* DESCRIPTION OF THE TASK:
Output the full listing below exactly.

* RECORDS PROVIDED:
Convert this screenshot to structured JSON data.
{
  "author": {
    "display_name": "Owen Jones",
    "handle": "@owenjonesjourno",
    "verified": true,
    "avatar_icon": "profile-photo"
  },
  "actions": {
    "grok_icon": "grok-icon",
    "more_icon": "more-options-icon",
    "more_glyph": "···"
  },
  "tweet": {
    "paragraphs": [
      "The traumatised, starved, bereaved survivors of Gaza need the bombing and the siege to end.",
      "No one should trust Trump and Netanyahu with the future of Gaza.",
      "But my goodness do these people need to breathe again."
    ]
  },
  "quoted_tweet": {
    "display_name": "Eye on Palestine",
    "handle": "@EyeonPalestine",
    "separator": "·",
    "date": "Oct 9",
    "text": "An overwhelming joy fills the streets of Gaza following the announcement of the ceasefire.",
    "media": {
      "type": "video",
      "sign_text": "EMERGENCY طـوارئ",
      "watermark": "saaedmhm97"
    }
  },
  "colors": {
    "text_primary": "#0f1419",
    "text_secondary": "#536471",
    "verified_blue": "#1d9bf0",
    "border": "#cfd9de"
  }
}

* OUTPUT FOR THIS TASK:
Convert this screenshot to structured JSON data.
{
  "author": {
    "display_name": "Owen Jones",
    "handle": "@owenjonesjourno",
    "verified": true,
    "avatar_icon": "profile-photo"
  },
  "actions": {
    "grok_icon": "grok-icon",
    "more_icon": "more-options-icon",
    "more_glyph": "···"
  },
  "tweet": {
    "paragraphs": [
      "The traumatised, starved, bereaved survivors of Gaza need the bombing and the siege to end.",
      "No one should trust Trump and Netanyahu with the future of Gaza.",
      "But my goodness do these people need to breathe again."
    ]
  },
  "quoted_tweet": {
    "display_name": "Eye on Palestine",
    "handle": "@EyeonPalestine",
    "separator": "·",
    "date": "Oct 9",
    "text": "An overwhelming joy fills the streets of Gaza following the announcement of the ceasefire.",
    "media": {
      "type": "video",
      "sign_text": "EMERGENCY طـوارئ",
      "watermark": "saaedmhm97"
    }
  },
  "colors": {
    "text_primary": "#0f1419",
    "text_secondary": "#536471",
    "verified_blue": "#1d9bf0",
    "border": "#cfd9de"
  }
}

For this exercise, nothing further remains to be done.